This paper reports on a case study of the Milan-based collective Macao to examine whether its commoning practices and governance model allow for processes of cultural peer production and their degree of engagement and inclusiveness on various scales. In 2012, Macao occupied iconic spaces in Milan and became rapidly a significant urban movement that gathered a large number of members and supporters. The activists eventually settled in the former Slaughterhouse Exchange Building in the Molise-Calvairate-Ponti neighbourhood, an area characterised by a large number of abandoned and underused sites, inadequate provision of affordable housing and issues around the social integration of immigrants and ethnic minorities (Milan City Council, 2010; Caffa, 2016, 2017). Drawing on foundational studies on urban movements and the role of the creative sector in urban struggles, the paper first contextualises Macao within the broader framework of grass-roots initiatives in Italy since the 1970s before investigating the controversial relationship between the collective and the local community. The gaps we note between them provide a better understanding of the complexity of the actual social, economic and political struggles in Milan, and how ‘right-to-the-city’ aspirations are differently interpreted. By analysing Macao’s experience through the lens of the commons, the paper provides insights into whether its key features and governance aim at activating inclusive practices of cultural peer production. During two field work periods in February 2016 and April 2017, data were collected through mixed methods that included visual mapping, semi-structured interviews with representatives of Macao and local stakeholders and a multi-activity participatory session with a group of Molise-Calvairate-Ponti social housing tenants.
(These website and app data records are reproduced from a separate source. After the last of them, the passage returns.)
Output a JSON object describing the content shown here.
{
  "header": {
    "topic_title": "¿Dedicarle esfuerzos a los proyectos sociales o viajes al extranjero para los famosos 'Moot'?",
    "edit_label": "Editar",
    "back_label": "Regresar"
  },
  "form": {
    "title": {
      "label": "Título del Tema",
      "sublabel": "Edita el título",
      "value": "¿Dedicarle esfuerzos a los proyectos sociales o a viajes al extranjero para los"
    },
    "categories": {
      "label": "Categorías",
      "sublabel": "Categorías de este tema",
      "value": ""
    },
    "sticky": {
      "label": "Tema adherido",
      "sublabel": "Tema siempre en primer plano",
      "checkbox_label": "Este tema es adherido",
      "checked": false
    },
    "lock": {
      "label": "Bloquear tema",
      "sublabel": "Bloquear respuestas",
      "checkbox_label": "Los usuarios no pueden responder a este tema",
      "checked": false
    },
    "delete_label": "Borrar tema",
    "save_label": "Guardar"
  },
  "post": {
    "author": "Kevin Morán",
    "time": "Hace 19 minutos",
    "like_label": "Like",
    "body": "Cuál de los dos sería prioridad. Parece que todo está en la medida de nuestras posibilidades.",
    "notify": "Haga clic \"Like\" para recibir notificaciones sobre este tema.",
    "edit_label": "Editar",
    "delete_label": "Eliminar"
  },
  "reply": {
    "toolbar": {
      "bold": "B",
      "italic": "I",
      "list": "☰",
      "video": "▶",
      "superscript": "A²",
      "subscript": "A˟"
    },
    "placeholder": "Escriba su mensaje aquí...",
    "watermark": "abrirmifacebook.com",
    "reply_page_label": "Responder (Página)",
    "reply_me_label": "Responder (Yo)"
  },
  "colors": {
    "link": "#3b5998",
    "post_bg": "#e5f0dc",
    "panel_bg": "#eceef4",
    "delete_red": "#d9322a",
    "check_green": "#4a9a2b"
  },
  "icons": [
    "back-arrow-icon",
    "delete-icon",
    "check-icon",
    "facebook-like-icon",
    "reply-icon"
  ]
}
|Journal||Journal of Peer Production|
|Publication status||Published - 1 Jan 2018|